Even when you aren’t using an app, it continues to run in the background. Of course, this will chew up data and battery life over time. Under the Battery or App Power Management options, you can put unused apps to sleep. Limits on background consumption can be set and enabled. To avoid apps losing your battery life, put unwanted apps to sleep.

You may take it a step further and tell your phone to put specific apps to sleep manually. Tap the addition (+) symbol to add your app to the list of Sleeping apps or Deep Sleeping apps. Keep in mind that sleeping apps only get updates on a regular basis, and deep sleeping apps won’t run unless they’re used, so updates may be delayed.

It’s a good idea to check on the applications that drain your battery the fastest on a regular basis to see if there are any outliers that you can uninstall or disable. This information is available in Settings under battery usage, where you can determine which apps should be permitted to run in the background and which should be shut off while not in use.

8. Turn Down the Volume on Your Phone

Modern smartphones are miniature supercomputers that fit in your hand, but if you’re just browsing the web, you don’t need the processor to be working at maximum speed all of the time. Stop the phone from overworking itself by going to the Battery options and selecting Enhanced processing, which ensures faster data processing at the expense of battery life. Make sure this is turned off.

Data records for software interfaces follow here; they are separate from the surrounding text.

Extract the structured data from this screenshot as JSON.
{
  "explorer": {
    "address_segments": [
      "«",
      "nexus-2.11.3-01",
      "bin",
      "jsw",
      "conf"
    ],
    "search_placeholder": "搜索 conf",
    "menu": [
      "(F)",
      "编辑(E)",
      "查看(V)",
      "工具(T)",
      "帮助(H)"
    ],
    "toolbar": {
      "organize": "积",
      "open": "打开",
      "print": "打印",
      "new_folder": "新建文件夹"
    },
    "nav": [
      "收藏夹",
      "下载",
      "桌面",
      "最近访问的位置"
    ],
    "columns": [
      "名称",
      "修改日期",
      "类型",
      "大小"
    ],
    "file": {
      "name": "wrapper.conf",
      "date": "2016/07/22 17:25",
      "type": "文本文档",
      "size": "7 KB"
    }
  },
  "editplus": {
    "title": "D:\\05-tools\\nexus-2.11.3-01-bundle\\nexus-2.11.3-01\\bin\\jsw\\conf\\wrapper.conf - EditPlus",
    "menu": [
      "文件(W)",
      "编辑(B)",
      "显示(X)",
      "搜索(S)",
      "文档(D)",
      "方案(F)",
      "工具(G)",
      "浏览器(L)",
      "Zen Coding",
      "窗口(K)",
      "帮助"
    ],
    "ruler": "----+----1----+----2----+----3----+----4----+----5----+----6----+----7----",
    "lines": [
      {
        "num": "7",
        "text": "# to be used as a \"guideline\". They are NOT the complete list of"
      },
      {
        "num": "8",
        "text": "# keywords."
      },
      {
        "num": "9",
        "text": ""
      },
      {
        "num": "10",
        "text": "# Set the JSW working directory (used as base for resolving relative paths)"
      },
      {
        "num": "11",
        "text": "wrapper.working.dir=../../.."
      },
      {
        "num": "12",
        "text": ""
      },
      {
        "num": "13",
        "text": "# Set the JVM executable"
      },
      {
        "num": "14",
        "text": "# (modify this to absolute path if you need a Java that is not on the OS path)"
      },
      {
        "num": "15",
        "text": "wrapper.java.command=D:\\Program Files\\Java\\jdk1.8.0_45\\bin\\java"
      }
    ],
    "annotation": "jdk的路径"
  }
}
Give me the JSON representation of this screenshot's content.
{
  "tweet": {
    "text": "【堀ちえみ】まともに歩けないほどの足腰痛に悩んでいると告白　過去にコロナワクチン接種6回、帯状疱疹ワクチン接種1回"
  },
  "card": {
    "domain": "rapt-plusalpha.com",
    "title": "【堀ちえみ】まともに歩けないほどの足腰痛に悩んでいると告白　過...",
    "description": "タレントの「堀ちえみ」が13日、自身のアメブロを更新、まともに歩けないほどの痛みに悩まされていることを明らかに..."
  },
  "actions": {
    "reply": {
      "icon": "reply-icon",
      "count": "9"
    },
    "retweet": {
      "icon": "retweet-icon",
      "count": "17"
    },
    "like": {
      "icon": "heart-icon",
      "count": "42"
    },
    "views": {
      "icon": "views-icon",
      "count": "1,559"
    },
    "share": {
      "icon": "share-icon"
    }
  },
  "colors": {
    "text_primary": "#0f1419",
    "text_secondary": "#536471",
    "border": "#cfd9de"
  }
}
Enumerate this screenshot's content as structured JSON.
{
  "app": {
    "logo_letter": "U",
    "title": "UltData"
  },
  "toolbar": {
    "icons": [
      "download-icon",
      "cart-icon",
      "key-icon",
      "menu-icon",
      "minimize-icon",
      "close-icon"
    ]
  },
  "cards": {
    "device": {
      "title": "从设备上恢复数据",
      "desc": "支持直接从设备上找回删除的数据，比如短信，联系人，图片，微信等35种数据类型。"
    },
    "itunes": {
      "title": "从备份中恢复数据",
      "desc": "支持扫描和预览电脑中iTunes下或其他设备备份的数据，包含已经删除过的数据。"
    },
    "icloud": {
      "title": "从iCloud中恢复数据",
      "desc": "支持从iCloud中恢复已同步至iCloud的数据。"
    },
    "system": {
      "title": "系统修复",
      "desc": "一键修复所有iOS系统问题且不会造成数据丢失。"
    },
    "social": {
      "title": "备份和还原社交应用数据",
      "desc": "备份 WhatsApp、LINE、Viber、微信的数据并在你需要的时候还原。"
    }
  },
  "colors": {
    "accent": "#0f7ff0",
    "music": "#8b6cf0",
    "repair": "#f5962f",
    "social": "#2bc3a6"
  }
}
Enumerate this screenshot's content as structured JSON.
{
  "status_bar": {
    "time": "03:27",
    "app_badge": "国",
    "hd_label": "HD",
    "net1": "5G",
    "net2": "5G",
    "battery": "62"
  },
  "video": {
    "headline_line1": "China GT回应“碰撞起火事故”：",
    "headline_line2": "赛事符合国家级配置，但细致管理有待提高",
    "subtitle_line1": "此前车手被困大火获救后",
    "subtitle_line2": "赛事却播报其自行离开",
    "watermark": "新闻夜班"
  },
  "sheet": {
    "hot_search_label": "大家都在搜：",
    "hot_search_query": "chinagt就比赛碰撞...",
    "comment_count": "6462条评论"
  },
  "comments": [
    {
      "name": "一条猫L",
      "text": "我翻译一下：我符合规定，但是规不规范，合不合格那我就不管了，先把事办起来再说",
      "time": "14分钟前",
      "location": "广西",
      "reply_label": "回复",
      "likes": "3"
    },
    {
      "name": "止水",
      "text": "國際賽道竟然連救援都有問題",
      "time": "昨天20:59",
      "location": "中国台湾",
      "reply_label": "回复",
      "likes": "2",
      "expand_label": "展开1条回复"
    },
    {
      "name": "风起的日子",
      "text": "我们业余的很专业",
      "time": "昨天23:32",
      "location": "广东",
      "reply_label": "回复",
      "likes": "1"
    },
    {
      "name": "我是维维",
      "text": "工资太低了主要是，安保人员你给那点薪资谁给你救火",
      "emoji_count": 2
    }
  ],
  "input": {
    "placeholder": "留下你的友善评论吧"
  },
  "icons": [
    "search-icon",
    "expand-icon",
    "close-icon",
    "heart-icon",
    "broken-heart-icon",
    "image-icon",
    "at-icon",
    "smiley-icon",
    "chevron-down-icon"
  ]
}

Another thing to keep an eye on is your screen’s refresh rate. Turning this up higher can help make screen animations look smoother, but it isn’t necessary and uses more battery than usual. Open Display options and look for Motion smoothness. Make sure the screen refresh rate is set to the usual 60Hz rather than the improved 120Hz or higher.

9. Make the Process Automated

Automate the procedure if all of this is too much to remember. Locate the automation options in your phone’s Battery settings. Tap the three-dot menu in Android 11, then select Automation and enable Adaptive power saving. When you’re not using the phone, this will turn battery saving mode on and off automatically.

You can also use Google Assistant to create programmable routines out of your phone settings. To add new commands, open Google Assistant, press your profile icon, and then click Routines. For example, you could set it up such that when you tell Google you’re leaving the house, the phone prompts you to put on power saving mode, and when you’re home, it prompts you to turn on Airplane Mode.

Tap Add action after selecting a routine (or + to create a new one). While there are many preset actions, we’ll use the bottom of the list to try creating our own. Basically, if you can give Google Assistant a command, type it in and convert it into a routine.

You may also use If This Then That (IFTTT) to construct automated workflows that turn down services like Wi-Fi and Bluetooth based on your location, or stop certain services when your battery reaches a certain percentage. Greenify, on the other hand, detects which apps are most likely to waste battery life and turns them off to keep your phone battery running smoothly.